Justin Newcombe erects a fence to make the most of an under-valued area.
A hoary old saying that springs to mind is "there's more than one way to skin a cat" - although I can't speak from experience. There are also many ways build a fence and perhaps I'm a little more qualified to talk on that topic. I am currently renovating the side of my house. To most visitors this seems like the least likely area you'd want to do anything with. For a start, it sits right beside the neighbour's driveway and is a weird wedge shape, like a long triangle of cheese with the tip cut off. In most landscaping situations this area would be consigned to a utility area or path through a landscape garden. I have plenty of room, out back and in the front, for outdoor living, so why bother?
Well, this side of my house is north-east facing and has the most amazing micro-climate. When I spend time there I just want to stay. Even on a relatively cold day this little slice of heaven is positively balmy. I also think some of the best landscaping ideas come from some of the most difficult problems.
The first step is removing the old decapitated hedge and building a fence. Because I don't want a big, dark, intrusive wall, I have built a slat fence. The slats will run on the outside of the posts, giving an uninterrupted line running from end to end. Unlike the pre-made trellis bought in sections, which usually sit between the posts, this won't give me the vertical interruption every two metres or so, which chops up the line.
Besides pulling out the hedge, the biggest job in this project is painting the fence. I highly recommend painting everything before you assemble. I've used two coats of British Paints PrepTech, which is lovely to use and doesn't need priming.
Overall I'm really pleased with the space I've created by building the screen. The gap between the house and the new screen is an odd shape. While I get a bit of a sea view from my front patio and my back patio looks out on to my kitchen garden, this new space is definitely a rough diamond, which with a little spit and polish, will sparkle. Even though there are a few things working against it, it's a great location and you know the other hoary old saying when it comes to property - the three golden rules are location, location, location.
Clear and mark the boundary. If you are unsure, employ a surveyor to find the boundary for you. Check your local council regulations about boundary heights and talk to your neighbours about what you are planning. If you are lucky, they might even give you a hand.
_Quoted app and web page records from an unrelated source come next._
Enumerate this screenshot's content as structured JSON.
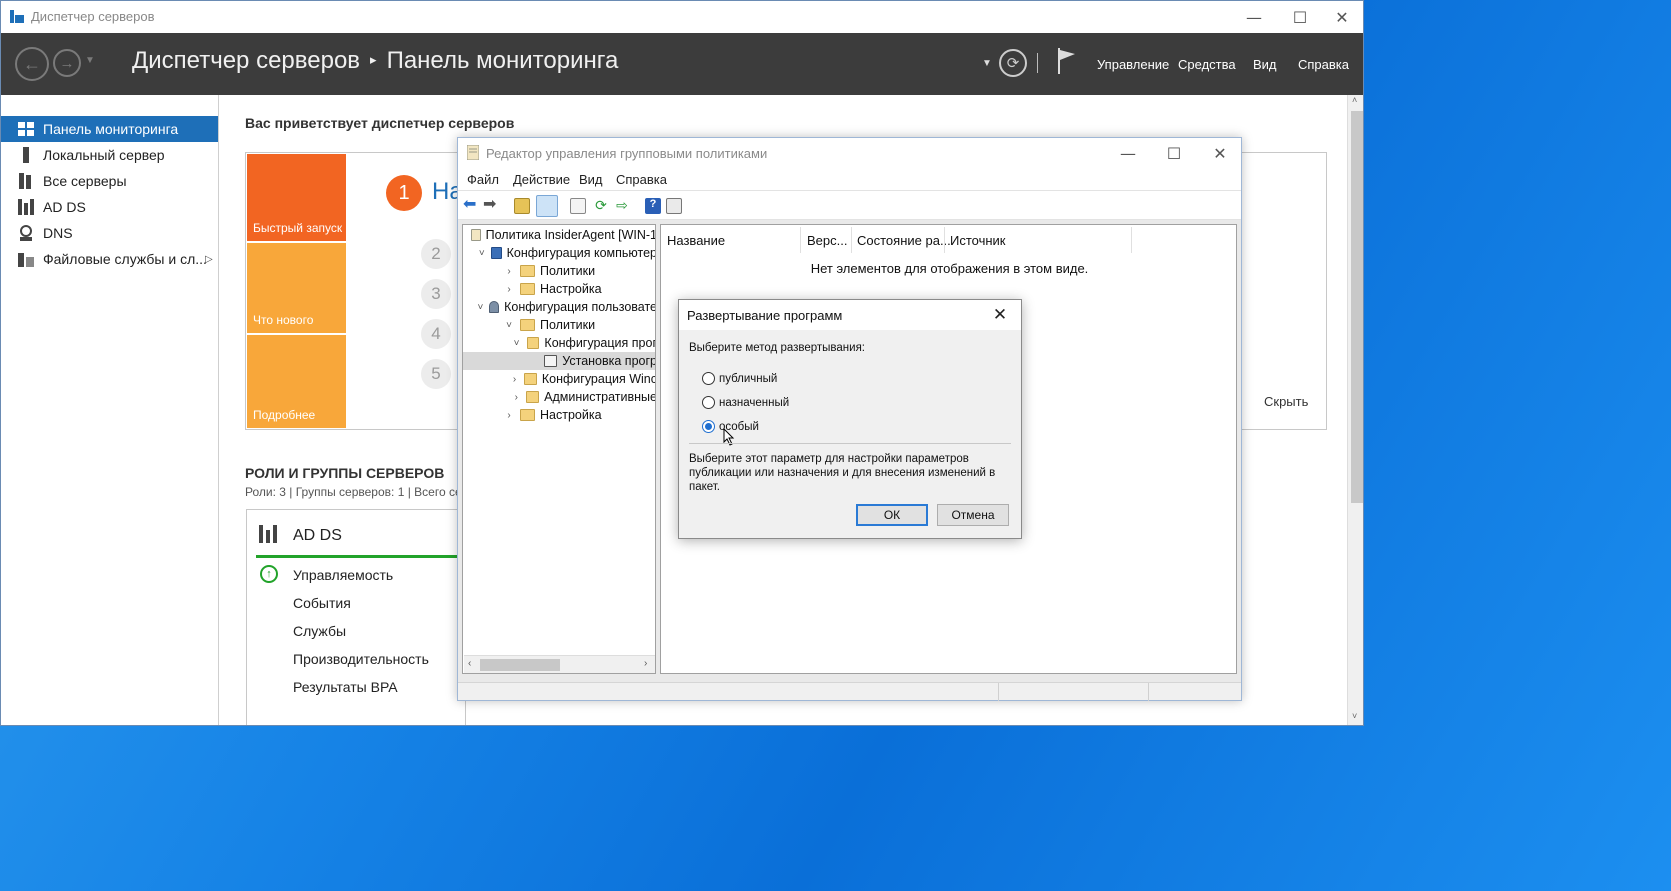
{
  "sm": {
    "window_title": "Диспетчер серверов",
    "breadcrumb_root": "Диспетчер серверов",
    "breadcrumb_sep": "▸",
    "breadcrumb_current": "Панель мониторинга",
    "menu": [
      "Управление",
      "Средства",
      "Вид",
      "Справка"
    ],
    "sidebar": [
      {
        "label": "Панель мониторинга",
        "icon": "dashboard-icon",
        "active": true
      },
      {
        "label": "Локальный сервер",
        "icon": "server-icon"
      },
      {
        "label": "Все серверы",
        "icon": "servers-icon"
      },
      {
        "label": "AD DS",
        "icon": "ad-ds-icon"
      },
      {
        "label": "DNS",
        "icon": "dns-icon"
      },
      {
        "label": "Файловые службы и сл...",
        "icon": "file-services-icon"
      }
    ],
    "welcome": "Вас приветствует диспетчер серверов",
    "tiles": [
      "Быстрый запуск",
      "Что нового",
      "Подробнее"
    ],
    "steps": [
      "1",
      "2",
      "3",
      "4",
      "5"
    ],
    "step1_text": "На",
    "hide": "Скрыть",
    "roles_title": "РОЛИ И ГРУППЫ СЕРВЕРОВ",
    "roles_sub": "Роли: 3 | Группы серверов: 1 | Всего се",
    "adds_title": "AD DS",
    "adds_items": [
      "Управляемость",
      "События",
      "Службы",
      "Производительность",
      "Результаты BPA"
    ]
  },
  "gpo": {
    "title": "Редактор управления групповыми политиками",
    "menu": [
      "Файл",
      "Действие",
      "Вид",
      "Справка"
    ],
    "tree": [
      {
        "label": "Политика InsiderAgent [WIN-1",
        "level": 0,
        "chev": "",
        "icon": "policy"
      },
      {
        "label": "Конфигурация компьютер",
        "level": 1,
        "chev": "˅",
        "icon": "computer"
      },
      {
        "label": "Политики",
        "level": 2,
        "chev": "›",
        "icon": "folder"
      },
      {
        "label": "Настройка",
        "level": 2,
        "chev": "›",
        "icon": "folder"
      },
      {
        "label": "Конфигурация пользовате",
        "level": 1,
        "chev": "˅",
        "icon": "user"
      },
      {
        "label": "Политики",
        "level": 2,
        "chev": "˅",
        "icon": "folder"
      },
      {
        "label": "Конфигурация прог",
        "level": 3,
        "chev": "˅",
        "icon": "folder"
      },
      {
        "label": "Установка прогр",
        "level": 4,
        "chev": "",
        "icon": "install",
        "selected": true
      },
      {
        "label": "Конфигурация Winc",
        "level": 3,
        "chev": "›",
        "icon": "folder"
      },
      {
        "label": "Административные",
        "level": 3,
        "chev": "›",
        "icon": "folder"
      },
      {
        "label": "Настройка",
        "level": 2,
        "chev": "›",
        "icon": "folder"
      }
    ],
    "columns": [
      "Название",
      "Верс...",
      "Состояние ра...",
      "Источник"
    ],
    "empty": "Нет элементов для отображения в этом виде."
  },
  "dialog": {
    "title": "Развертывание программ",
    "prompt": "Выберите метод развертывания:",
    "options": [
      {
        "label": "публичный",
        "selected": false
      },
      {
        "label": "назначенный",
        "selected": false
      },
      {
        "label": "особый",
        "selected": true
      }
    ],
    "description_lines": [
      "Выберите этот параметр для настройки параметров",
      "публикации или назначения и для внесения изменений в",
      "пакет."
    ],
    "ok": "ОК",
    "cancel": "Отмена"
  },
  "colors": {
    "accent": "#1e6fb8",
    "tile_orange": "#f26522",
    "tile_light": "#f8a73a",
    "header_bg": "#3c3c3c",
    "desktop": "#1683e6"
  }
}
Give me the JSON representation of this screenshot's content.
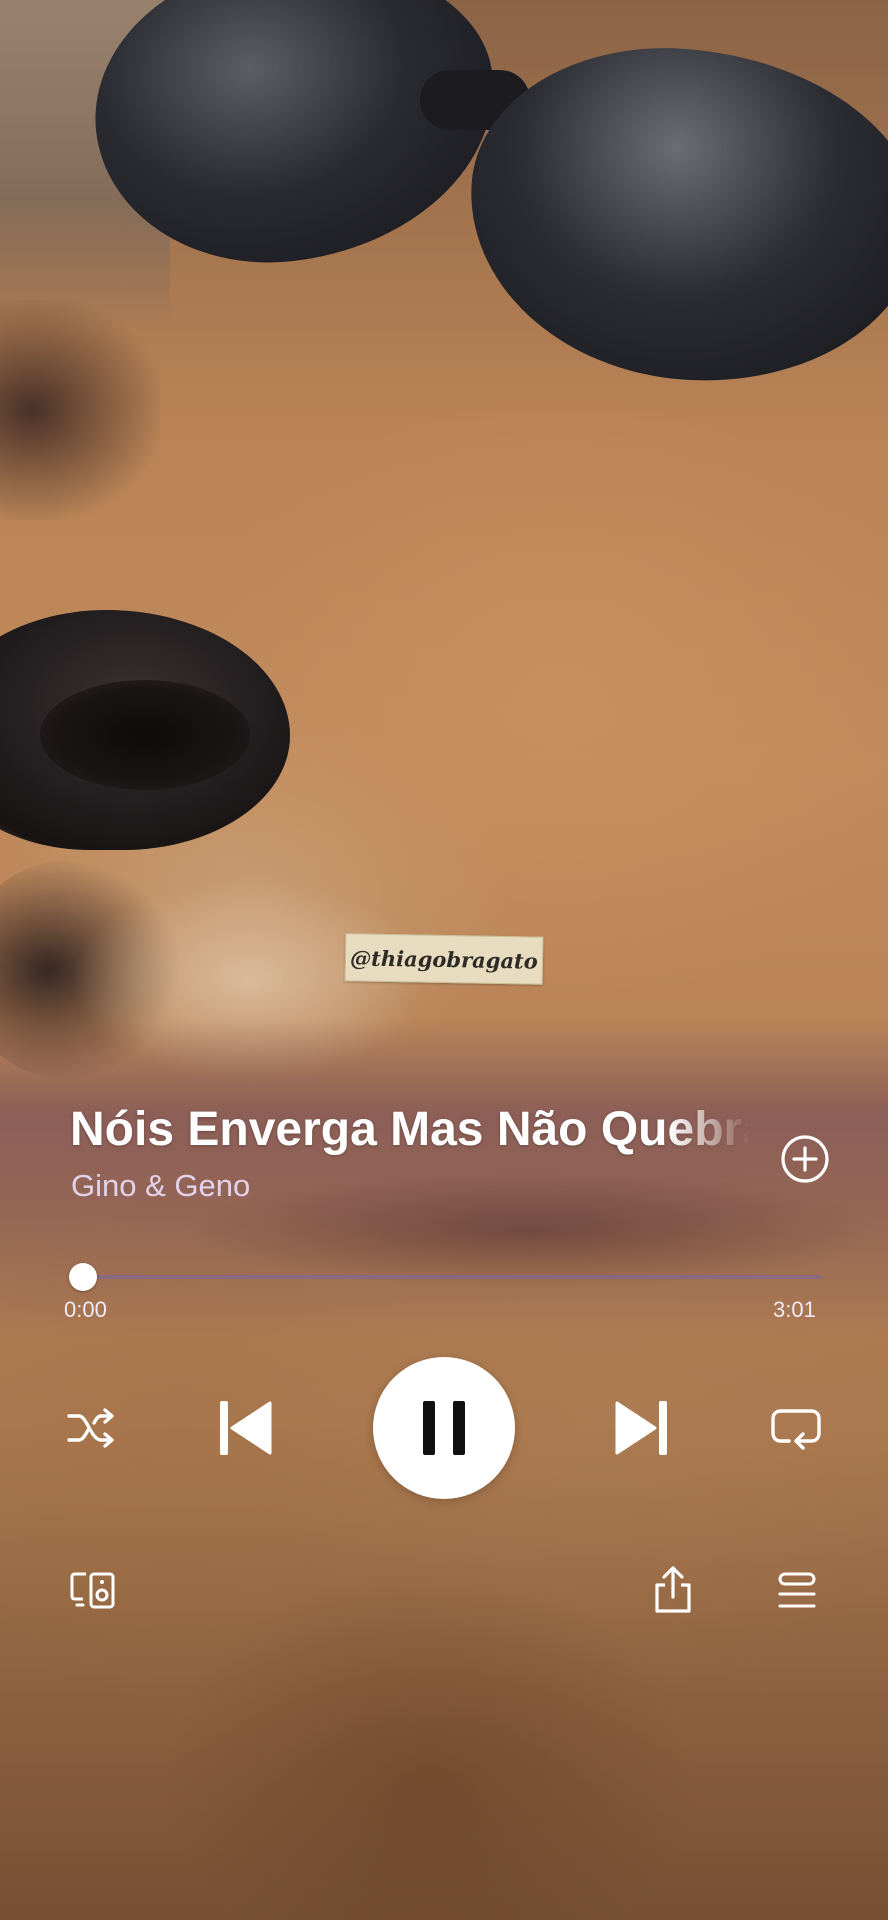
{
  "watermark": {
    "text": "@thiagobragato"
  },
  "track": {
    "title": "Nóis Enverga Mas Não Quebra",
    "artist": "Gino & Geno"
  },
  "playback": {
    "progress_fraction": 0.012,
    "current_time": "0:00",
    "total_time": "3:01",
    "is_playing": true
  },
  "icons": {
    "add": "plus-circle-icon",
    "shuffle": "shuffle-icon",
    "previous": "skip-previous-icon",
    "pause": "pause-icon",
    "next": "skip-next-icon",
    "repeat": "repeat-icon",
    "devices": "connect-devices-icon",
    "share": "share-icon",
    "queue": "queue-icon"
  },
  "colors": {
    "progress_track": "#7864aa",
    "artist_text": "#e8dcf7",
    "accent_tint": "#3c1e5a"
  }
}
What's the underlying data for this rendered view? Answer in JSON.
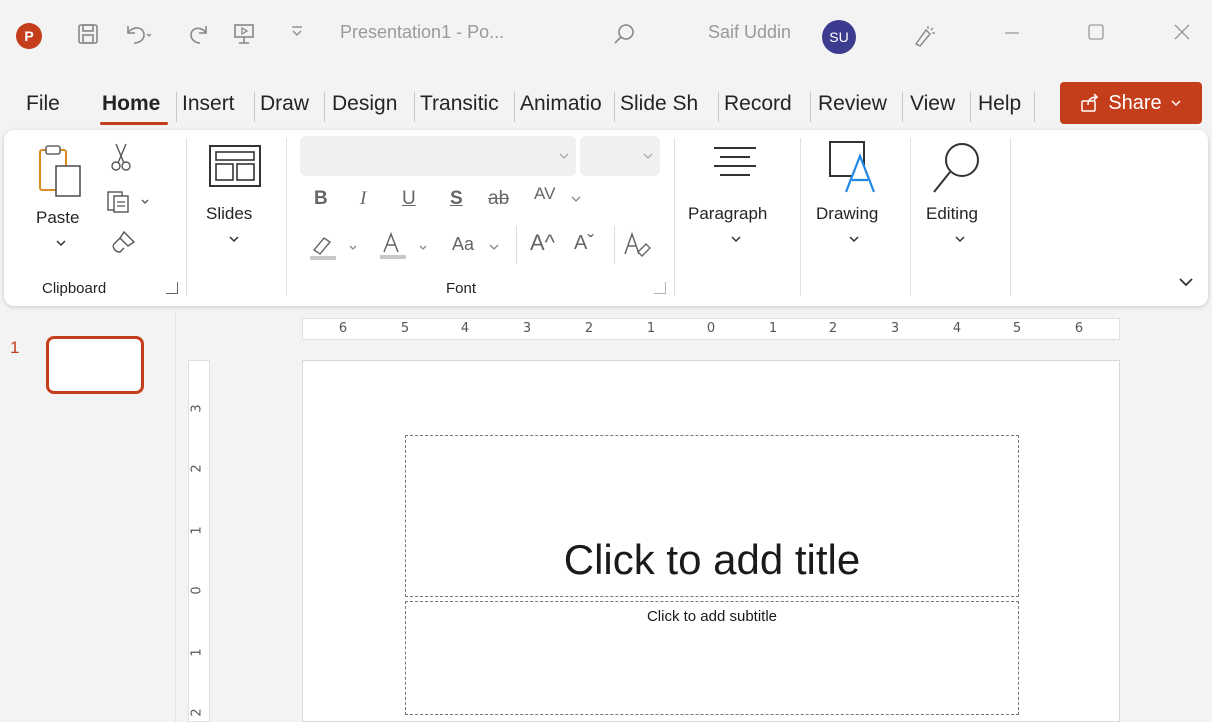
{
  "titlebar": {
    "app_logo": "P",
    "doc_title": "Presentation1 - Po...",
    "user_name": "Saif Uddin",
    "avatar_initials": "SU",
    "icons": [
      "save-icon",
      "undo-icon",
      "redo-icon",
      "present-icon",
      "customize-icon",
      "search-icon",
      "ideas-icon",
      "minimize-icon",
      "maximize-icon",
      "close-icon"
    ]
  },
  "tabs": [
    "File",
    "Home",
    "Insert",
    "Draw",
    "Design",
    "Transitic",
    "Animatio",
    "Slide Sh",
    "Record",
    "Review",
    "View",
    "Help"
  ],
  "share_label": "Share",
  "ribbon": {
    "paste_label": "Paste",
    "clipboard_label": "Clipboard",
    "slides_label": "Slides",
    "font_label": "Font",
    "font_buttons": [
      "B",
      "I",
      "U",
      "S",
      "ab",
      "AV",
      "Aa",
      "A^",
      "Aˇ"
    ],
    "paragraph_label": "Paragraph",
    "drawing_label": "Drawing",
    "editing_label": "Editing"
  },
  "slide_panel": {
    "slide_number": "1"
  },
  "ruler": {
    "horizontal": [
      "6",
      "5",
      "4",
      "3",
      "2",
      "1",
      "0",
      "1",
      "2",
      "3",
      "4",
      "5",
      "6"
    ],
    "vertical": [
      "3",
      "2",
      "1",
      "0",
      "1",
      "2"
    ]
  },
  "slide": {
    "title_placeholder": "Click to add title",
    "subtitle_placeholder": "Click to add subtitle"
  },
  "colors": {
    "accent": "#c43e1c",
    "avatar": "#3b3b8f"
  }
}
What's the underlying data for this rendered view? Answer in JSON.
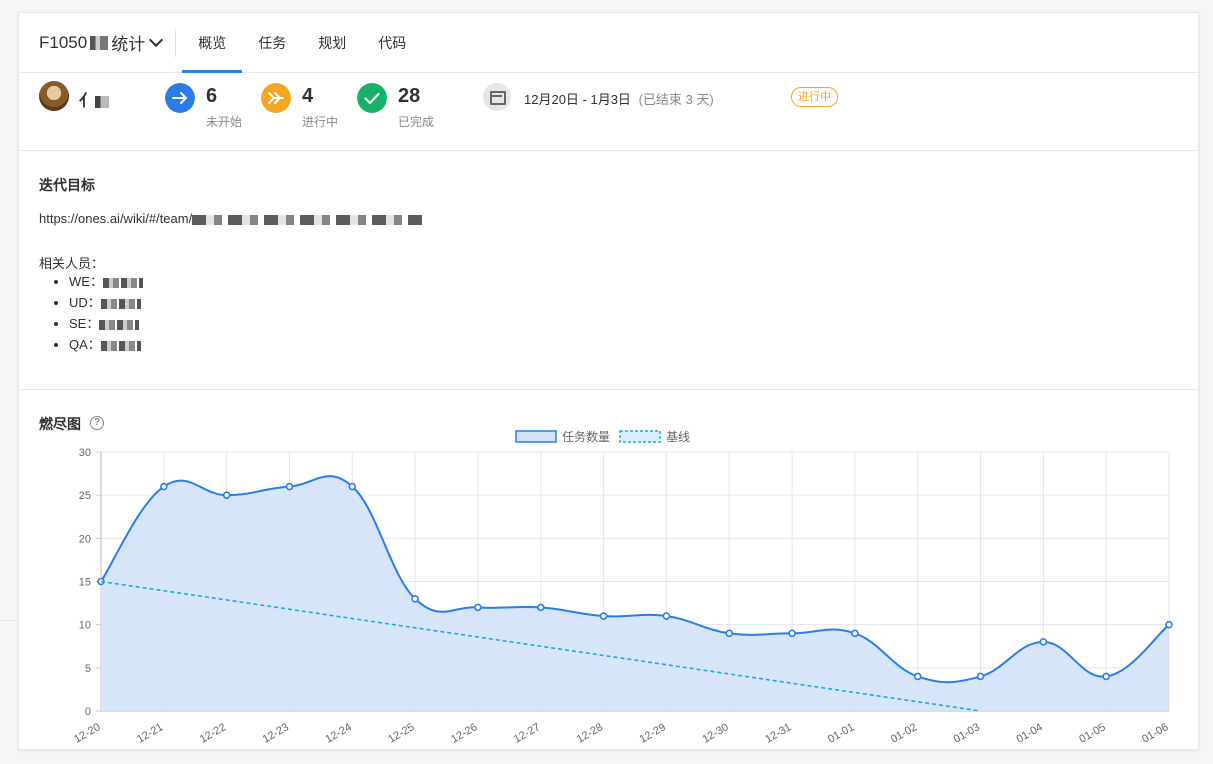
{
  "header": {
    "project_prefix": "F1050",
    "project_suffix": "统计",
    "tabs": [
      {
        "label": "概览",
        "active": true
      },
      {
        "label": "任务",
        "active": false
      },
      {
        "label": "规划",
        "active": false
      },
      {
        "label": "代码",
        "active": false
      }
    ]
  },
  "stats": {
    "not_started": {
      "count": "6",
      "label": "未开始",
      "color": "#2b7de9"
    },
    "in_progress": {
      "count": "4",
      "label": "进行中",
      "color": "#f5a623"
    },
    "done": {
      "count": "28",
      "label": "已完成",
      "color": "#17b26a"
    },
    "date_range": "12月20日 - 1月3日",
    "date_note": "(已结束 3 天)",
    "status": "进行中"
  },
  "goal": {
    "title": "迭代目标",
    "link_prefix": "https://ones.ai/wiki/#/team/",
    "members_label": "相关人员：",
    "members": [
      {
        "role": "WE："
      },
      {
        "role": "UD："
      },
      {
        "role": "SE："
      },
      {
        "role": "QA："
      }
    ]
  },
  "chart_section": {
    "title": "燃尽图",
    "help": "?"
  },
  "chart_data": {
    "type": "line",
    "title": "",
    "xlabel": "",
    "ylabel": "",
    "ylim": [
      0,
      30
    ],
    "yticks": [
      0,
      5,
      10,
      15,
      20,
      25,
      30
    ],
    "categories": [
      "12-20",
      "12-21",
      "12-22",
      "12-23",
      "12-24",
      "12-25",
      "12-26",
      "12-27",
      "12-28",
      "12-29",
      "12-30",
      "12-31",
      "01-01",
      "01-02",
      "01-03",
      "01-04",
      "01-05",
      "01-06"
    ],
    "series": [
      {
        "name": "任务数量",
        "values": [
          15,
          26,
          25,
          26,
          26,
          13,
          12,
          12,
          11,
          11,
          9,
          9,
          9,
          4,
          4,
          8,
          4,
          10
        ],
        "color": "#2b7de9",
        "fill": "#d3e2fb",
        "style": "solid"
      },
      {
        "name": "基线",
        "values": [
          15,
          13.93,
          12.86,
          11.79,
          10.71,
          9.64,
          8.57,
          7.5,
          6.43,
          5.36,
          4.29,
          3.21,
          2.14,
          1.07,
          0
        ],
        "color": "#22a7d6",
        "style": "dashed"
      }
    ],
    "legend": "top-center",
    "grid": true
  }
}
Set up a string line and dig post holes. In most fencing situations my rule of thumb is one third in the ground, two thirds out. Because this is a taller screen fence, I've moved the posts a bit closer together than I normally would and put them 1500mm apart.
Using pegs (which you can buy by the packet at Bunnings) and props (I usually use fence palings for props) set the posts to the line and check with a level. I use screws instead of nails to attach the props to the peg, which is driven into the ground and the post. This makes both setting the post correctly to the line and removing the prop from the post once the concrete has set, much easier if you are working alone, plus the screws are reusable.
Pour the concrete for the posts re-checking each one with a spirit level as the concrete sets.
Paint everything twice, that's posts, rails and slats. I paid my son Jasper to do mine.
On the back of the posts set a string line to mark the top of the screen and check that it's level using a string level. I used blocklayers' string line pegs to set the line so I can easily move the line up and down the posts. Mark where the string touches each post using a pencil and set square then cut and nail up a fence rail. To make the fence stronger you can cut the rails to fit in between each post but this is a lot of extra work and because in this case its not a solid fence, it is unnecessary. Repeat this step for each row of rails. I've installed four rows, 500mm apart.
Using a string line level, reset the string on the front of the posts mark out each post for the slat.
Hang the slat using clamps then mark the end of the slat so it ends right in the middle of a post. My slats spanned approximately five posts. Cut, then hang the slat. If all your slats are all the same length you can set the posts accordingly, which will reduce the amount of cutting needed. The slats should be staggered so they don't all end on the same post. So start at a different end each time.
Repeat the previous step, working your way down the posts until the screen is finished.
Trim post tops and touch up any exposed timbers with paint.